Actually, a whole lot of them. This massive, young stellar grouping, called R136, is only a few million years old and resides in the 30 Doradus (aka Tarantula) Nebula, a turbulent star-birthing region in the Large Magellanic Cloud, a satellite galaxy of our Milky Way. There is no known star-forming region in our galaxy as large or as prolific as 30 Doradus.
Many of the diamond-like icy blue stars are among the most massive stars known. Some are 100 times more massive than our sun. These huge stars are destined to explode like a string of firecrackers when they become supernovas in a few million years.
This picture, taken in ultraviolet, visible, and red light by Hubble’s Wide Field Camera 3, spans about 100 light-years. The nebula is close enough to Earth that Hubble can resolve individual stars, giving astronomers important information about the stars’ birth and evolution.
The brilliant stars are carving deep cavities in the surrounding material by unleashing a torrent of ultraviolet light, and strong stellar winds (streams of charged particles), which scour away the enveloping hydrogen gas cloud in which the stars were born.

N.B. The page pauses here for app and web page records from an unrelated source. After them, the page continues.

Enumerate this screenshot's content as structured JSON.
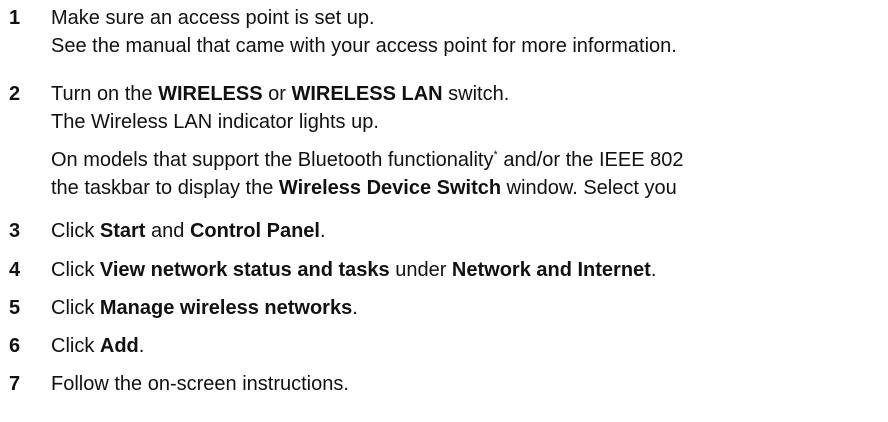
{
  "steps": [
    {
      "number": "1",
      "lines": [
        "Make sure an access point is set up.",
        "See the manual that came with your access point for more information."
      ]
    },
    {
      "number": "2",
      "line1": {
        "t1": "Turn on the ",
        "b1": "WIRELESS",
        "t2": " or ",
        "b2": "WIRELESS LAN",
        "t3": " switch."
      },
      "line2": "The Wireless LAN indicator lights up.",
      "line3": {
        "t1": "On models that support the Bluetooth functionality",
        "sup": "*",
        "t2": " and/or the IEEE 802"
      },
      "line4": {
        "t1": "the taskbar to display the ",
        "b1": "Wireless Device Switch",
        "t2": " window. Select you"
      }
    },
    {
      "number": "3",
      "t1": "Click ",
      "b1": "Start",
      "t2": " and ",
      "b2": "Control Panel",
      "t3": "."
    },
    {
      "number": "4",
      "t1": "Click ",
      "b1": "View network status and tasks",
      "t2": " under ",
      "b2": "Network and Internet",
      "t3": "."
    },
    {
      "number": "5",
      "t1": "Click ",
      "b1": "Manage wireless networks",
      "t2": "."
    },
    {
      "number": "6",
      "t1": "Click ",
      "b1": "Add",
      "t2": "."
    },
    {
      "number": "7",
      "t1": "Follow the on-screen instructions."
    }
  ]
}
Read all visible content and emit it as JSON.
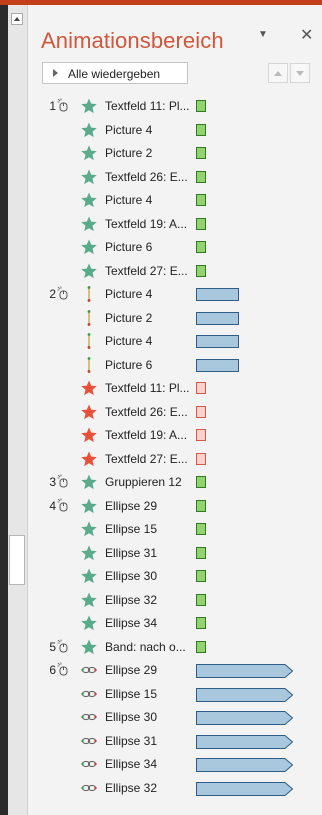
{
  "panel": {
    "title": "Animationsbereich",
    "menu_label": "▼",
    "close_label": "✕",
    "play_all_label": "Alle wiedergeben"
  },
  "colors": {
    "entrance_star": "#5aab8a",
    "emphasis_line": "#c0504d",
    "exit_star": "#e8503a",
    "green_fill": "#92d36e",
    "green_border": "#2f7a22",
    "red_fill": "#fad2cc",
    "red_border": "#d35a4a",
    "blue_fill": "#a9c8de",
    "blue_border": "#2d5d8a"
  },
  "items": [
    {
      "num": "1",
      "click": true,
      "effect": "entrance-star",
      "name": "Textfeld 11: Pl...",
      "timeline": "green-short"
    },
    {
      "num": "",
      "click": false,
      "effect": "entrance-star",
      "name": "Picture 4",
      "timeline": "green-short"
    },
    {
      "num": "",
      "click": false,
      "effect": "entrance-star",
      "name": "Picture 2",
      "timeline": "green-short"
    },
    {
      "num": "",
      "click": false,
      "effect": "entrance-star",
      "name": "Textfeld 26: E...",
      "timeline": "green-short"
    },
    {
      "num": "",
      "click": false,
      "effect": "entrance-star",
      "name": "Picture 4",
      "timeline": "green-short"
    },
    {
      "num": "",
      "click": false,
      "effect": "entrance-star",
      "name": "Textfeld 19: A...",
      "timeline": "green-short"
    },
    {
      "num": "",
      "click": false,
      "effect": "entrance-star",
      "name": "Picture 6",
      "timeline": "green-short"
    },
    {
      "num": "",
      "click": false,
      "effect": "entrance-star",
      "name": "Textfeld 27: E...",
      "timeline": "green-short"
    },
    {
      "num": "2",
      "click": true,
      "effect": "motion-line",
      "name": "Picture 4",
      "timeline": "blue-bar"
    },
    {
      "num": "",
      "click": false,
      "effect": "motion-line",
      "name": "Picture 2",
      "timeline": "blue-bar"
    },
    {
      "num": "",
      "click": false,
      "effect": "motion-line",
      "name": "Picture 4",
      "timeline": "blue-bar"
    },
    {
      "num": "",
      "click": false,
      "effect": "motion-line",
      "name": "Picture 6",
      "timeline": "blue-bar"
    },
    {
      "num": "",
      "click": false,
      "effect": "exit-star",
      "name": "Textfeld 11: Pl...",
      "timeline": "red-short"
    },
    {
      "num": "",
      "click": false,
      "effect": "exit-star",
      "name": "Textfeld 26: E...",
      "timeline": "red-short"
    },
    {
      "num": "",
      "click": false,
      "effect": "exit-star",
      "name": "Textfeld 19: A...",
      "timeline": "red-short"
    },
    {
      "num": "",
      "click": false,
      "effect": "exit-star",
      "name": "Textfeld 27: E...",
      "timeline": "red-short"
    },
    {
      "num": "3",
      "click": true,
      "effect": "entrance-star",
      "name": "Gruppieren 12",
      "timeline": "green-short"
    },
    {
      "num": "4",
      "click": true,
      "effect": "entrance-star",
      "name": "Ellipse 29",
      "timeline": "green-short"
    },
    {
      "num": "",
      "click": false,
      "effect": "entrance-star",
      "name": "Ellipse 15",
      "timeline": "green-short"
    },
    {
      "num": "",
      "click": false,
      "effect": "entrance-star",
      "name": "Ellipse 31",
      "timeline": "green-short"
    },
    {
      "num": "",
      "click": false,
      "effect": "entrance-star",
      "name": "Ellipse 30",
      "timeline": "green-short"
    },
    {
      "num": "",
      "click": false,
      "effect": "entrance-star",
      "name": "Ellipse 32",
      "timeline": "green-short"
    },
    {
      "num": "",
      "click": false,
      "effect": "entrance-star",
      "name": "Ellipse 34",
      "timeline": "green-short"
    },
    {
      "num": "5",
      "click": true,
      "effect": "entrance-star",
      "name": "Band: nach o...",
      "timeline": "green-short"
    },
    {
      "num": "6",
      "click": true,
      "effect": "loop",
      "name": "Ellipse 29",
      "timeline": "blue-arrow"
    },
    {
      "num": "",
      "click": false,
      "effect": "loop",
      "name": "Ellipse 15",
      "timeline": "blue-arrow"
    },
    {
      "num": "",
      "click": false,
      "effect": "loop",
      "name": "Ellipse 30",
      "timeline": "blue-arrow"
    },
    {
      "num": "",
      "click": false,
      "effect": "loop",
      "name": "Ellipse 31",
      "timeline": "blue-arrow"
    },
    {
      "num": "",
      "click": false,
      "effect": "loop",
      "name": "Ellipse 34",
      "timeline": "blue-arrow"
    },
    {
      "num": "",
      "click": false,
      "effect": "loop",
      "name": "Ellipse 32",
      "timeline": "blue-arrow"
    }
  ]
}
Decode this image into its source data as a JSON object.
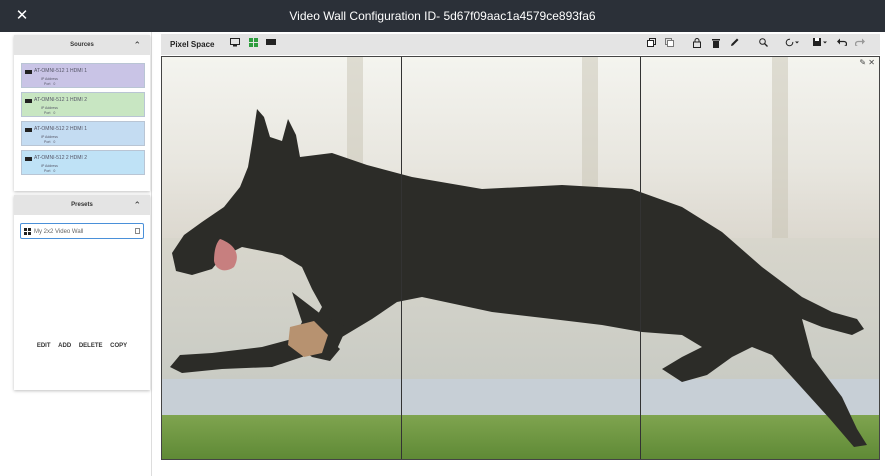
{
  "window": {
    "title": "Video Wall Configuration ID- 5d67f09aac1a4579ce893fa6",
    "close_glyph": "✕"
  },
  "sources": {
    "title": "Sources",
    "collapse_glyph": "⌃",
    "items": [
      {
        "name": "AT-OMNI-512 1 HDMI 1",
        "ip_label": "IP Address",
        "port_label": "Port",
        "port_value": "0",
        "color": "#c9c4e6"
      },
      {
        "name": "AT-OMNI-512 1 HDMI 2",
        "ip_label": "IP Address",
        "port_label": "Port",
        "port_value": "0",
        "color": "#c8e6c2"
      },
      {
        "name": "AT-OMNI-512 2 HDMI 1",
        "ip_label": "IP Address",
        "port_label": "Port",
        "port_value": "0",
        "color": "#c4dcf2"
      },
      {
        "name": "AT-OMNI-512 2 HDMI 2",
        "ip_label": "IP Address",
        "port_label": "Port",
        "port_value": "0",
        "color": "#bfe2f6"
      }
    ]
  },
  "presets": {
    "title": "Presets",
    "collapse_glyph": "⌃",
    "items": [
      {
        "name": "My 2x2 Video Wall"
      }
    ],
    "actions": {
      "edit": "EDIT",
      "add": "ADD",
      "delete": "DELETE",
      "copy": "COPY"
    }
  },
  "toolbar": {
    "title": "Pixel Space",
    "icons": {
      "monitor": "monitor-icon",
      "grid": "grid-icon",
      "display": "display-icon",
      "copy": "copy-icon",
      "paste": "paste-icon",
      "lock": "lock-icon",
      "delete": "trash-icon",
      "edit": "pencil-icon",
      "zoom": "zoom-icon",
      "refresh": "refresh-icon",
      "save": "save-icon",
      "undo": "undo-icon",
      "redo": "redo-icon"
    },
    "colors": {
      "active": "#2e9e3e"
    }
  },
  "canvas": {
    "corner_glyph": "✎ ✕"
  }
}
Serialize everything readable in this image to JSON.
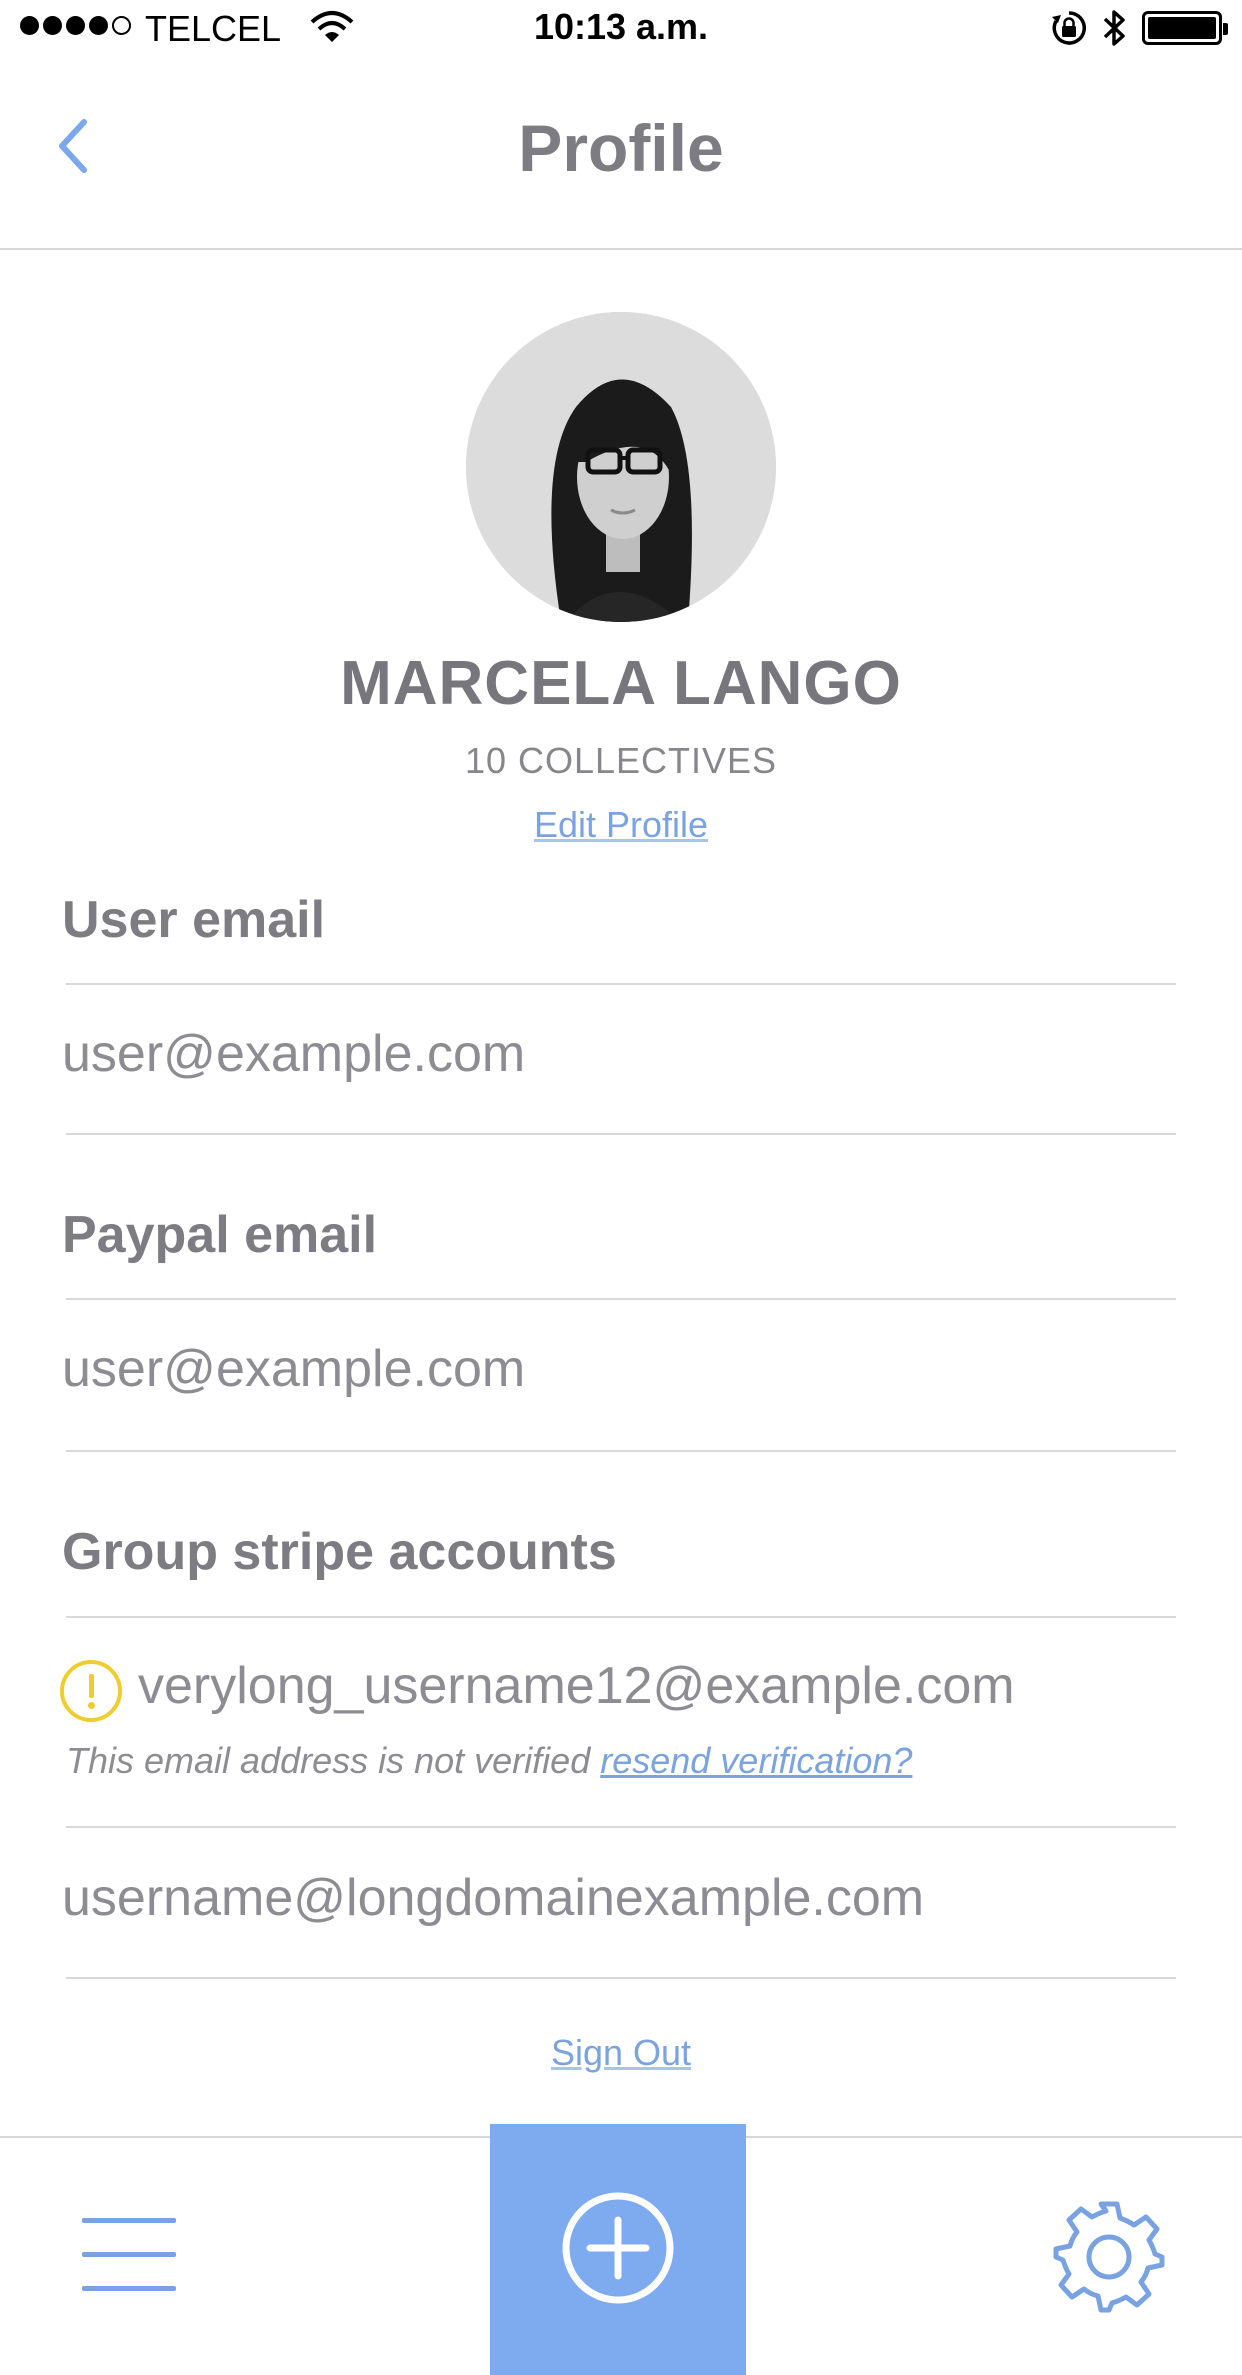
{
  "status_bar": {
    "carrier": "TELCEL",
    "time": "10:13 a.m.",
    "signal_bars_filled": 4,
    "signal_bars_total": 5
  },
  "nav": {
    "title": "Profile",
    "back_icon": "chevron-left-icon"
  },
  "profile": {
    "name": "MARCELA LANGO",
    "collectives": "10 COLLECTIVES",
    "edit_label": "Edit Profile"
  },
  "user_email": {
    "label": "User email",
    "value": "user@example.com"
  },
  "paypal_email": {
    "label": "Paypal email",
    "value": "user@example.com"
  },
  "stripe": {
    "label": "Group stripe accounts",
    "accounts": [
      {
        "email": "verylong_username12@example.com",
        "warning_icon": "exclamation-circle-icon",
        "note": "This email address is not verified",
        "resend_label": "resend verification?"
      },
      {
        "email": "username@longdomainexample.com"
      }
    ]
  },
  "sign_out_label": "Sign Out",
  "tabbar": {
    "menu_icon": "hamburger-menu-icon",
    "add_icon": "plus-circle-icon",
    "settings_icon": "gear-icon"
  },
  "colors": {
    "accent": "#7eaaf0",
    "link": "#7aa3e0",
    "warning": "#f0cc2e",
    "text": "#7c7c82"
  }
}
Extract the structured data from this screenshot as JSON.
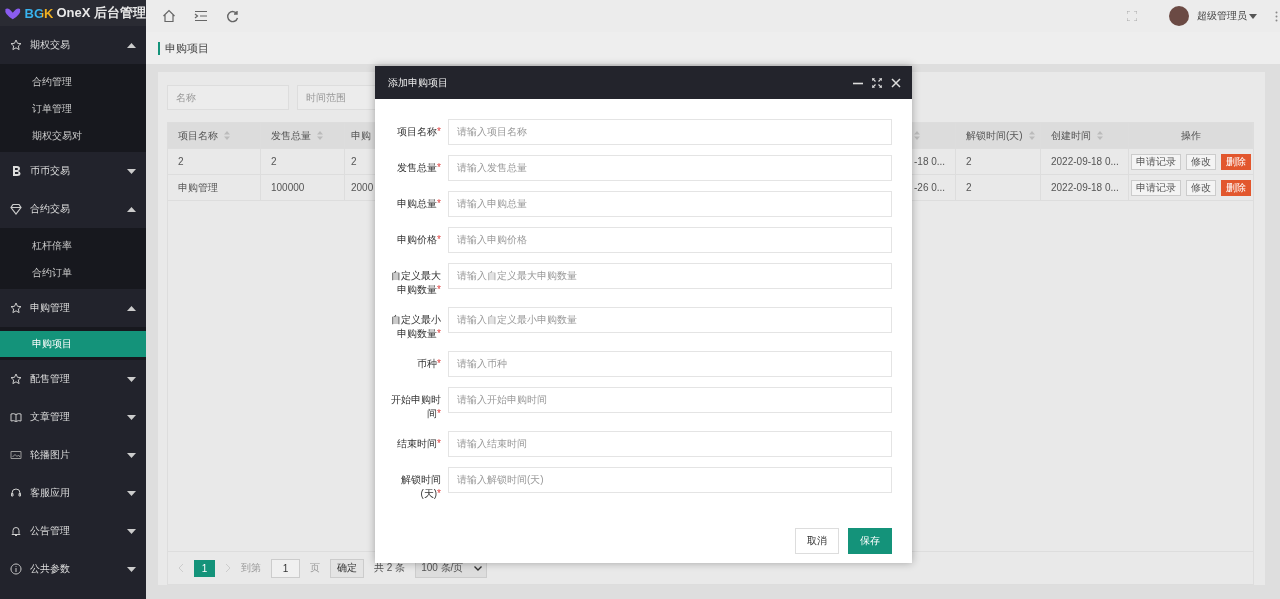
{
  "sidebar": {
    "logo": {
      "brand": "BGK",
      "title": "OneX 后台管理"
    },
    "groups": [
      {
        "label": "期权交易",
        "expanded": true,
        "children": [
          {
            "label": "合约管理",
            "selected": false
          },
          {
            "label": "订单管理",
            "selected": false
          },
          {
            "label": "期权交易对",
            "selected": false
          }
        ]
      },
      {
        "label": "币币交易",
        "expanded": false
      },
      {
        "label": "合约交易",
        "expanded": true,
        "children": [
          {
            "label": "杠杆倍率",
            "selected": false
          },
          {
            "label": "合约订单",
            "selected": false
          }
        ]
      },
      {
        "label": "申购管理",
        "expanded": true,
        "children": [
          {
            "label": "申购项目",
            "selected": true
          }
        ]
      },
      {
        "label": "配售管理",
        "expanded": false
      },
      {
        "label": "文章管理",
        "expanded": false
      },
      {
        "label": "轮播图片",
        "expanded": false
      },
      {
        "label": "客服应用",
        "expanded": false
      },
      {
        "label": "公告管理",
        "expanded": false
      },
      {
        "label": "公共参数",
        "expanded": false
      }
    ]
  },
  "header": {
    "user": {
      "name": "超级管理员"
    }
  },
  "page_tab": {
    "label": "申购项目",
    "selected": true
  },
  "filters": [
    {
      "placeholder": "名称"
    },
    {
      "placeholder": "时间范围"
    }
  ],
  "table": {
    "columns": [
      {
        "label": "项目名称",
        "sortable": true
      },
      {
        "label": "发售总量",
        "sortable": true
      },
      {
        "label": "申购"
      },
      {
        "sortable": true
      },
      {
        "label": "解锁时间(天)",
        "sortable": true
      },
      {
        "label": "创建时间",
        "sortable": true
      },
      {
        "label": "操作",
        "sortable": false
      }
    ],
    "rows": [
      {
        "cells": [
          "2",
          "2",
          "2",
          "-18 0...",
          "2",
          "2022-09-18 0..."
        ],
        "actions": [
          {
            "label": "申请记录",
            "kind": "default"
          },
          {
            "label": "修改",
            "kind": "default"
          },
          {
            "label": "删除",
            "kind": "danger"
          }
        ]
      },
      {
        "cells": [
          "申购管理",
          "100000",
          "2000",
          "-26 0...",
          "2",
          "2022-09-18 0..."
        ],
        "actions": [
          {
            "label": "申请记录",
            "kind": "default"
          },
          {
            "label": "修改",
            "kind": "default"
          },
          {
            "label": "删除",
            "kind": "danger"
          }
        ]
      }
    ]
  },
  "pagination": {
    "pages": [
      {
        "label": "1",
        "selected": true
      }
    ],
    "goto_label": "到第",
    "goto_value": "1",
    "page_unit": "页",
    "confirm": "确定",
    "total": "共 2 条",
    "page_size": "100 条/页"
  },
  "modal": {
    "title": "添加申购项目",
    "required_mark": "*",
    "fields": [
      {
        "label": "项目名称",
        "required": true,
        "placeholder": "请输入项目名称"
      },
      {
        "label": "发售总量",
        "required": true,
        "placeholder": "请输入发售总量"
      },
      {
        "label": "申购总量",
        "required": true,
        "placeholder": "请输入申购总量"
      },
      {
        "label": "申购价格",
        "required": true,
        "placeholder": "请输入申购价格"
      },
      {
        "label": "自定义最大申购数量",
        "required": true,
        "placeholder": "请输入自定义最大申购数量"
      },
      {
        "label": "自定义最小申购数量",
        "required": true,
        "placeholder": "请输入自定义最小申购数量"
      },
      {
        "label": "币种",
        "required": true,
        "placeholder": "请输入币种"
      },
      {
        "label": "开始申购时间",
        "required": true,
        "placeholder": "请输入开始申购时间"
      },
      {
        "label": "结束时间",
        "required": true,
        "placeholder": "请输入结束时间"
      },
      {
        "label": "解锁时间(天)",
        "required": true,
        "placeholder": "请输入解锁时间(天)"
      }
    ],
    "buttons": [
      {
        "label": "取消",
        "kind": "default"
      },
      {
        "label": "保存",
        "kind": "primary"
      }
    ]
  }
}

The image shows a what looks like a landscape of pillars, ridges, and valleys, as well as a dark region in the center that looks a bit like the outline of a Christmas tree. In addition to sculpting the gaseous “terrain,” these brilliant stars are also helping create a new generation of offspring. When the stellar winds hit dense walls of gas, they create shock waves which can create a new wave of star birth.
This picture was put together from observations taken in October, 2009. The blue color is light from the hottest, most massive stars; the green from the glow of oxygen; the red from fluorescing hydrogen.
Image Credit: NASA